Supporting young people at risk of exclusion – initiative launches
The programme is designed to allow Duke’s to provide that specialist support on site, while maintaining a high level of academic learning.
A large number of London schools put forward projects in the hope of attracting funding, but Duke’s was one of just eight schools to be granted funding – through the London Community Foundation.
And today Duke’s became the first of those eight schools to launch their programme.
At the core of Aldridge school culture is that we do all in our power to avoid exclusions and seek to leave no one behind. The starting point for this programme is that Duke’s is an inclusive school where a permanent exclusion is an action of the absolute last resort.
NOVO, the School Within A School (SWS) initiative is based in a classroom within the academy where the students follow the SWS timetable that is built around the core subjects and is then supplemented with focused mentoring sessions, both in groups and one-to-one meetings. The students study English, maths, science art and music, as well as also receiving coaching and mentoring from highly skilled support staff and outside agencies who specialise in helping children build confidence, self-awareness and raise self-esteem.
The first cohort is starting their six-week programme today, which will complete with a graduation on the last day before the Christmas break. Initially students are from years 8 and 9, but the programme will extend out to years 7 and 10 in future.
Speaking at an event to mark the opening in the academy, Principal Monica Duncan and SWS Manager Mark Franklin emphasised that NOVO is not a “special unit”. but a programme that takes places within classrooms in the school. Students on the programme don’t lose classroom habits and return to their normal classes after graduating from the programme, but with the continued support of the SWS staff.
NOVO aims to help those students who are the most vulnerable and most likely to be at risk of exclusion, providing a positive intervention targeted at young people in a variety of circumstances such as going through a phase of negative behaviour and/or is finding some aspects of school challenging or frustrating.
The outcome for individual students will be building confidence and self-awareness, raising self-esteem and learning strategies or techniques to manage themselves better in the classroom and around the school. Our aim is that they will remain engaged in education and on the road to fulfilling their potential.
Foundation chair Sir Rod Aldridge joined the event by video link to thank the London Community Foundation and the Evening Standard for their support and to wish the first students every success. He urged them to
Make the most of this valuable opportunity and be proud of your achievement when you graduate in 6-weeks time.
Year 9 student Vondale Mullings then gave a students-eye perspective on the programme:
What I do like about the SWS is that we will still see our friends as we are still in the same bubble. We will have our core subjects and also focused mentoring sessions. In addition, we will have to complete a Music and Art project. Tuesdays will be special as Mr Franklin will be taking us to a Farm…I am so looking forward to this.

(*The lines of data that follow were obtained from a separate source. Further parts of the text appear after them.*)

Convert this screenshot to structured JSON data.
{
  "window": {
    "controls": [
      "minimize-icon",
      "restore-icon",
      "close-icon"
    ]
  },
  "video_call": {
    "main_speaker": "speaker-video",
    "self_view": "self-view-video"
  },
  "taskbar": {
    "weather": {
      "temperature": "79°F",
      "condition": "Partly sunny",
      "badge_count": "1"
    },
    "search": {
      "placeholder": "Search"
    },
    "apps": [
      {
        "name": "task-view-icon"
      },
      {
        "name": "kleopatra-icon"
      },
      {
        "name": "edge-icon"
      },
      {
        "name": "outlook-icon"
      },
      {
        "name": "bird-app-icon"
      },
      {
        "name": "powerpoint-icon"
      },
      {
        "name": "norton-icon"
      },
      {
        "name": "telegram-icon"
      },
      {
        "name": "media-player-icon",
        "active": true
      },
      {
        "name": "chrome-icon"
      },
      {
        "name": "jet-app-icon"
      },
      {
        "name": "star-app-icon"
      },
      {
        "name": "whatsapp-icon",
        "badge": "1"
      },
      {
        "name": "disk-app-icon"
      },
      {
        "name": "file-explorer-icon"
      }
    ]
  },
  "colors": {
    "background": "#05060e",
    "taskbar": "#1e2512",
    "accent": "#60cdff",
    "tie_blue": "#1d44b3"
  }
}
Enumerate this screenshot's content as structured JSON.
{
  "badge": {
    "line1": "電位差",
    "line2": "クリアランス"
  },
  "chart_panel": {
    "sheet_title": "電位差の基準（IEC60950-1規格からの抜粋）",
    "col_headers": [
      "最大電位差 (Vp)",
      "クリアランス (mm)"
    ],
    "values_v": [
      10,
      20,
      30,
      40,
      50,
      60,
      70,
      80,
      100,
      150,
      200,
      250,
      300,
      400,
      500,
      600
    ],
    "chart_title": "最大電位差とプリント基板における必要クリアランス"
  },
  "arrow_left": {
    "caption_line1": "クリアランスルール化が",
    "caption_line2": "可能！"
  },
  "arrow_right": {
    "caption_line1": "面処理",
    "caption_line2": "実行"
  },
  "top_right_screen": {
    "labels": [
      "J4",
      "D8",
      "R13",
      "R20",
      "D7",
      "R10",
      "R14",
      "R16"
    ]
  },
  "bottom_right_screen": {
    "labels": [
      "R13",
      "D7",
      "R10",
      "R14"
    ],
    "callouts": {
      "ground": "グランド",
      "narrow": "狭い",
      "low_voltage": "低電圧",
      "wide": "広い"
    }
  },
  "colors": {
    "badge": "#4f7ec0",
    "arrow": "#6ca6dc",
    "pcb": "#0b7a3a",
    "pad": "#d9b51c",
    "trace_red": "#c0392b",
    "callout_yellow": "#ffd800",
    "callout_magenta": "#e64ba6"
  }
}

In the past I have had many ups and downs and currently struggle to manage my anger and I feel SWS is going to be an amazing supportive program to help me in managing my emotions. I do believe with all my heart that SWS will be a place where I feel safe and will be able to express myself and my feelings.
A goal I would like to achieve during this program is to learn different ways to control my anger my so that I won’t get into any difficult situations with other students and my teachers. I know that I am in a good school where teachers care about me. At the end of the 6 weeks I can see myself as a mature teenage male who has now learnt to control his anger and can now understand and embrace our Year 9 motto which is ‘whatever the mind conceives, it will achieve with perseverance.
Foundation CEO Shona Nichols led the cutting of the ribbon. Shona said: “I’m delighted to have this opportunity to shine a light on people who have had the vision, passion and determination to get this high-quality programme off the ground. A programme which will ensure that vulnerable children at risk of exclusion are fully supported and that incidents of exclusion are reduced.”
Shona praised the Duke’s team for developing the programme to be fully reflective of the needs of the students and of their community, and for getting the programme up and running so swiftly in these challenging times.
Bringing Novo to life has been a real collaboration between the school, Aldridge Education and the Aldridge Foundation. Its is now down to you, the students, to fully embrace this opportunity. Find your own brilliance. Aim high, and truly fulfil your potential.